◆ WORK REQUIRED ◆
Down to the final line, return the records unchanged.

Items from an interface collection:
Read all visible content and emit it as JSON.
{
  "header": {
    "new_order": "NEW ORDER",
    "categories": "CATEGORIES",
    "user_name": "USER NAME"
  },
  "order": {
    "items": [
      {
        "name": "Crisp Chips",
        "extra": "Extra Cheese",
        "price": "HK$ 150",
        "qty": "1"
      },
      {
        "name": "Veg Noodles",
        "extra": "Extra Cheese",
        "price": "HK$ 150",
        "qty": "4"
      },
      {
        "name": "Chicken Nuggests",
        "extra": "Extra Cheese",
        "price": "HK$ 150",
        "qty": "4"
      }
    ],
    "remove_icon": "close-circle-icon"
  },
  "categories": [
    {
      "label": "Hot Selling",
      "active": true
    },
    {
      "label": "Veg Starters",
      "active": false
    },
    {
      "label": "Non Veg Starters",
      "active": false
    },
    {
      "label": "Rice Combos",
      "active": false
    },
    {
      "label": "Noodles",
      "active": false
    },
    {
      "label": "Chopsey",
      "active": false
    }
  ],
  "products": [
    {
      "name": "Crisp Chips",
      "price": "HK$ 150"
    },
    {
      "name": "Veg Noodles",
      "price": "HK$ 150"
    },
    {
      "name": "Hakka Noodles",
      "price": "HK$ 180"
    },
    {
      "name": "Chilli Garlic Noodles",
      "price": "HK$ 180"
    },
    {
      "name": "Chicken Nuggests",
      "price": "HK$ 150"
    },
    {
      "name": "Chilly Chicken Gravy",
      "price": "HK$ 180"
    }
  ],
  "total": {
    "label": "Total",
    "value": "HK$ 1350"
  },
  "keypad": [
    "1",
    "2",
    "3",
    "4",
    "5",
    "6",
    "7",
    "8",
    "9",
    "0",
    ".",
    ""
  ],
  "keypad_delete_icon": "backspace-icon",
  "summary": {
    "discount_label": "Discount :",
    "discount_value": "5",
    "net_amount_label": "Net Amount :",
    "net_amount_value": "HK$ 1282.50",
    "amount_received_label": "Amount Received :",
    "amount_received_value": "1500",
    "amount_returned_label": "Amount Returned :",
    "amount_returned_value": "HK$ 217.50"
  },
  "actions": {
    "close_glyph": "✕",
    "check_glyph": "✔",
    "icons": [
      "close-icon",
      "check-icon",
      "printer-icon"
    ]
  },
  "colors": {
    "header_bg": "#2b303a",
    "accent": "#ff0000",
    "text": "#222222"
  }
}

◆ EXERCISE ANSWER ◆
Read all visible content and emit it as JSON.
{
  "header": {
    "new_order": "NEW ORDER",
    "categories": "CATEGORIES",
    "user_name": "USER NAME"
  },
  "order": {
    "items": [
      {
        "name": "Crisp Chips",
        "extra": "Extra Cheese",
        "price": "HK$ 150",
        "qty": "1"
      },
      {
        "name": "Veg Noodles",
        "extra": "Extra Cheese",
        "price": "HK$ 150",
        "qty": "4"
      },
      {
        "name": "Chicken Nuggests",
        "extra": "Extra Cheese",
        "price": "HK$ 150",
        "qty": "4"
      }
    ],
    "remove_icon": "close-circle-icon"
  },
  "categories": [
    {
      "label": "Hot Selling",
      "active": true
    },
    {
      "label": "Veg Starters",
      "active": false
    },
    {
      "label": "Non Veg Starters",
      "active": false
    },
    {
      "label": "Rice Combos",
      "active": false
    },
    {
      "label": "Noodles",
      "active": false
    },
    {
      "label": "Chopsey",
      "active": false
    }
  ],
  "products": [
    {
      "name": "Crisp Chips",
      "price": "HK$ 150"
    },
    {
      "name": "Veg Noodles",
      "price": "HK$ 150"
    },
    {
      "name": "Hakka Noodles",
      "price": "HK$ 180"
    },
    {
      "name": "Chilli Garlic Noodles",
      "price": "HK$ 180"
    },
    {
      "name": "Chicken Nuggests",
      "price": "HK$ 150"
    },
    {
      "name": "Chilly Chicken Gravy",
      "price": "HK$ 180"
    }
  ],
  "total": {
    "label": "Total",
    "value": "HK$ 1350"
  },
  "keypad": [
    "1",
    "2",
    "3",
    "4",
    "5",
    "6",
    "7",
    "8",
    "9",
    "0",
    ".",
    ""
  ],
  "keypad_delete_icon": "backspace-icon",
  "summary": {
    "discount_label": "Discount :",
    "discount_value": "5",
    "net_amount_label": "Net Amount :",
    "net_amount_value": "HK$ 1282.50",
    "amount_received_label": "Amount Received :",
    "amount_received_value": "1500",
    "amount_returned_label": "Amount Returned :",
    "amount_returned_value": "HK$ 217.50"
  },
  "actions": {
    "close_glyph": "✕",
    "check_glyph": "✔",
    "icons": [
      "close-icon",
      "check-icon",
      "printer-icon"
    ]
  },
  "colors": {
    "header_bg": "#2b303a",
    "accent": "#ff0000",
    "text": "#222222"
  }
}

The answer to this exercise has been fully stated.